languages do not want to look at code. .NET provides a number of tools, such as
internationalized resource files to help with this process. Access 1.0 shipped
within 30 days of the English version in three other languages because we took
this into account. The earliest Microsoft had ever shipped another language
edition of a program before that was six months.
Be very careful about string concatenation. Different languages use different
word order than English. For example, English uses Subject-Verb-Direct Object,
but a Maya language uses Verb-Direct Object-Subject. If you concatenate strings
together to form, say, an error message, then when the string is
internationalized, it may become gibberish. .NET provides a String.Format
method that is designed to handle this, but it must be consistently used.
Besides the other considerations above, avoid putting text into graphics. An
icon is an icon, not a billboard. If text is placed into graphics, then
those graphics must then be internationalized, as well. .NET also provides
things like multiple Tooltip controls that can be internationalized easily.
The application must be localized into at least one other language to test
whether all the interface items that should be localized have been localized,
and things that shouldn't be localized haven't. Then as development continues,
needs to be rechecked regularly. I'll give a great trick for this that
Microsoft uses: develop a tool that automatically localizes the English version
into another language. You may think this is impossible because of the
variability of different languages, but there is one language that has
consistent rules for conversion from English: Pig Latin! It also has the added
benefit that it adds two letters per word, making the word length more like
Finnish. There is a Pig Latin version of most Microsoft programs somewhere.
Testing may take considerable time.
Internationalizing a program is a non-trivial exercise, and planning to
internationalize should be done from the earliest stages of design on a

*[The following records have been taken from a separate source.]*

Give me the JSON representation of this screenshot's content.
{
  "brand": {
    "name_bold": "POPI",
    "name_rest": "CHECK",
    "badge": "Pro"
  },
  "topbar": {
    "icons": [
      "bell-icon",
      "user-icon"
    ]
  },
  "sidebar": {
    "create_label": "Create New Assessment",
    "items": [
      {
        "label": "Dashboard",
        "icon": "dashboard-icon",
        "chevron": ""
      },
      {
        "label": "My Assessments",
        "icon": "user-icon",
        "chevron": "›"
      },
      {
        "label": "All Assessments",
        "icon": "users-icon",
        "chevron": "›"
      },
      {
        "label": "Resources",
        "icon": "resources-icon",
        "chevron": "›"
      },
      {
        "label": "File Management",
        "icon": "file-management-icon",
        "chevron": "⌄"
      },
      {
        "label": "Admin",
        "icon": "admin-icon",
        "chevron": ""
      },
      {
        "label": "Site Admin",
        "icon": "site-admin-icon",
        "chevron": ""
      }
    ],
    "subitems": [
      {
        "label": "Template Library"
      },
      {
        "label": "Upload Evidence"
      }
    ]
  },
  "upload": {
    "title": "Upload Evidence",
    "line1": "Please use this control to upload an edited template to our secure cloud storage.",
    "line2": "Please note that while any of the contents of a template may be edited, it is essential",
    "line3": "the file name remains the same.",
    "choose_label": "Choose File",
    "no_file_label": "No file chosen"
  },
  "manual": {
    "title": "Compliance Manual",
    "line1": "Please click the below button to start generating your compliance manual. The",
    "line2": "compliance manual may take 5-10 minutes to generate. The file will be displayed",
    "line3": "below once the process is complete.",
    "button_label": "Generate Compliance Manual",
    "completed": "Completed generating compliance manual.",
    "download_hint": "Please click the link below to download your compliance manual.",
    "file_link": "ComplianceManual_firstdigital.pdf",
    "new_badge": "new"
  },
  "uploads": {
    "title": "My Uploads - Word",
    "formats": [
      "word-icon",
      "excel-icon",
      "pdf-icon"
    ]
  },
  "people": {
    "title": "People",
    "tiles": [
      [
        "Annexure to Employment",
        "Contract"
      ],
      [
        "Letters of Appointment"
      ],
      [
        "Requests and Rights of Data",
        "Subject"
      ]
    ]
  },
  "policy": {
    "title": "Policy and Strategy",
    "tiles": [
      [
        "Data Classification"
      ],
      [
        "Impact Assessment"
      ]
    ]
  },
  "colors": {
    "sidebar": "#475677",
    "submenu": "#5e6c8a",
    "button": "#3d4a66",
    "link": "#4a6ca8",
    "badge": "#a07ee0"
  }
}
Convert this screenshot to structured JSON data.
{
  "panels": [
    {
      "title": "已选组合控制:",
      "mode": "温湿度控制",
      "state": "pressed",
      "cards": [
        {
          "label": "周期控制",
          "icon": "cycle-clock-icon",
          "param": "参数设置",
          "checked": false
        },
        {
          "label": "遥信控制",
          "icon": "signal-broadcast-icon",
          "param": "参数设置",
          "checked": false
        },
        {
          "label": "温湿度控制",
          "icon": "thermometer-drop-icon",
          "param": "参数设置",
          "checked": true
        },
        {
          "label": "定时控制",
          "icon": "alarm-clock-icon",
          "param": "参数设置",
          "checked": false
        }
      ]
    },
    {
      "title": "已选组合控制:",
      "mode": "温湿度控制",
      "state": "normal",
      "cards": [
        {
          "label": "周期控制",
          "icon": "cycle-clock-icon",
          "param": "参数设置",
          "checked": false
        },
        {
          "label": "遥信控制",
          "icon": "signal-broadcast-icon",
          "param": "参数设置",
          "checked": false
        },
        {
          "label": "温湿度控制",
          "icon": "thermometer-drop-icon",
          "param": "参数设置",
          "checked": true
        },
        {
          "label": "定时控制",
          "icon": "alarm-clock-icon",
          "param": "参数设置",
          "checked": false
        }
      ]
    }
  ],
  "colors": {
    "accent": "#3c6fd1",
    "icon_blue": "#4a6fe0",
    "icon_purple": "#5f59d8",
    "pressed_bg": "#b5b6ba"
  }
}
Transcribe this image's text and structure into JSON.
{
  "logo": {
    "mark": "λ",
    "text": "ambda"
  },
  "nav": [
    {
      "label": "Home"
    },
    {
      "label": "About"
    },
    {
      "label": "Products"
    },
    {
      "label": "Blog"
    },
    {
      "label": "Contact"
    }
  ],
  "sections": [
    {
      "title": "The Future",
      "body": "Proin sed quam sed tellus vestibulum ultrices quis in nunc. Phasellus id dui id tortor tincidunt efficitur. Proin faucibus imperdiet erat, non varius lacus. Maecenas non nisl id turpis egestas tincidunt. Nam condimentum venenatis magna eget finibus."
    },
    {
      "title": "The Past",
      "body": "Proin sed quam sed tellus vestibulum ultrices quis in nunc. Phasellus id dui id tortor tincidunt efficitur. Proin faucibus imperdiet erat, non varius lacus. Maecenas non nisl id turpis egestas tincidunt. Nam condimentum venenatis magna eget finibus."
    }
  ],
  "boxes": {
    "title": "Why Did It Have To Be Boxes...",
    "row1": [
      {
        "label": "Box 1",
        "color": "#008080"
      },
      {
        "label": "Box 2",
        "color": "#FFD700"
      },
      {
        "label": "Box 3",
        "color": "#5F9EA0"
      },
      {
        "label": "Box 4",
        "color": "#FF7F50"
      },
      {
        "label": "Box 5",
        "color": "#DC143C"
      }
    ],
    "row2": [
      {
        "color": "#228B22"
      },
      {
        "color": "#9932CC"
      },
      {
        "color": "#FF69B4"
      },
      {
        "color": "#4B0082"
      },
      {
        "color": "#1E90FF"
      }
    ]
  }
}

project. If done with proper planning, the cost can be small, maybe 15% more
effort. If done after the fact, it may take a total redesign from ground up to
re-do the application.